US researchers have uncovered traces of an ancient lake on Mars boosting hopes of discovering evidence that billions of years ago the Red planet hosted life.
The lake, which dates back some 3.4 billion years, appears to have covered as much as 80 square miles and was up to 1,500 feet deep, said the team from the University of Colorado.
"This is the first unambiguous evidence of shorelines on the surface of Mars," said Boulder's research associate, Gaetano Di Achille, in a study published in the latest edition of Geophysical Research Letters.
"The identification of the shorelines and accompanying geological evidence allows us to calculate the size and volume of the lake, which appears to have formed about 3.4 billion years ago."
Analysis of the images has shown the water carved out the canyon in which it was found, which then opened out into a valley depositing sediment which formed a delta.
"Finding shorelines is a holy grail of sorts to us," said assistant professor Brian Hynek, adding it showed the lake existed at a time when Mars was thought to have been cold and dry.
Scientists believe the oldest surfaces on Mars formed during the wet and warm era known as the Noachan epoch, about 4.1 billion to 3.7 billion years ago, that featured a bombardment of large meteors and extensive flooding.
The newly discovered lake is believed to date from the Hesperian era and postdates the end of the warm and wet period on Mars by 300 million years, according to the study.

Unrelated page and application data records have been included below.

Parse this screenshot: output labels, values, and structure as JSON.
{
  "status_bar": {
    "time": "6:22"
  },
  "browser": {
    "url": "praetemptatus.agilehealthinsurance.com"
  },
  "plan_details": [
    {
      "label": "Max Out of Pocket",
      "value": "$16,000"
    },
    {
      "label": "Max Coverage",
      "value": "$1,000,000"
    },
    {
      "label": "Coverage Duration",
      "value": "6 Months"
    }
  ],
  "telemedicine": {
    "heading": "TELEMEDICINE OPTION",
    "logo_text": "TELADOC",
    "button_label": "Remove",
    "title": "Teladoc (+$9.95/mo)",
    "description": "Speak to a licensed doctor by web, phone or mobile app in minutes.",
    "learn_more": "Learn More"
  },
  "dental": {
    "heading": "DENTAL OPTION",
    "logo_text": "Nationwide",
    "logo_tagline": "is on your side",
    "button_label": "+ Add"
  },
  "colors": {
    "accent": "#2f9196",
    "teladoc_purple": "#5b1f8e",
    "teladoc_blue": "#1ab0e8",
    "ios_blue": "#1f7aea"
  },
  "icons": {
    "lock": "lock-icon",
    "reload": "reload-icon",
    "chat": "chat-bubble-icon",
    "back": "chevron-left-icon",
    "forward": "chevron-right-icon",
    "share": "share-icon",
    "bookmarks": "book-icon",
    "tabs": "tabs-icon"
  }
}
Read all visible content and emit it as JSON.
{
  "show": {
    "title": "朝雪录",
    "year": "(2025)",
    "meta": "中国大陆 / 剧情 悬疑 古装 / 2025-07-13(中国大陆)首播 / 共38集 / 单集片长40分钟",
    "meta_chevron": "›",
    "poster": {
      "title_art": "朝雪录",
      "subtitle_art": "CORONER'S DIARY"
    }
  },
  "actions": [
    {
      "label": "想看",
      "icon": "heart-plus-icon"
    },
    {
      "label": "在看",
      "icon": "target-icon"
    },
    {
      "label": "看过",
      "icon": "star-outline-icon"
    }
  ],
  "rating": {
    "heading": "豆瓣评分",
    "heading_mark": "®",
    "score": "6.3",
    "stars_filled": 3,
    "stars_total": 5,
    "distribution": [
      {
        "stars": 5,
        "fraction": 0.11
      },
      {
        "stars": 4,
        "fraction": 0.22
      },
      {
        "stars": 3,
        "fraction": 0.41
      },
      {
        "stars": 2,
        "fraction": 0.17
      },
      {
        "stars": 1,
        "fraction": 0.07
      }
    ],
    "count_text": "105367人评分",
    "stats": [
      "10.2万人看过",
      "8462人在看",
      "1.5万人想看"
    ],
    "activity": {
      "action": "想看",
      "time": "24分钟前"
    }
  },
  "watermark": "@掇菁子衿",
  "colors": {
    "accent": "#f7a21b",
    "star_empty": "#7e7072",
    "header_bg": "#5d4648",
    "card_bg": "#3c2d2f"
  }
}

Scientists believe deltas next to the lake may well hold secrets about past life on Mars as such places on Earth have become the natural deposits of organic carbon and other markers of life.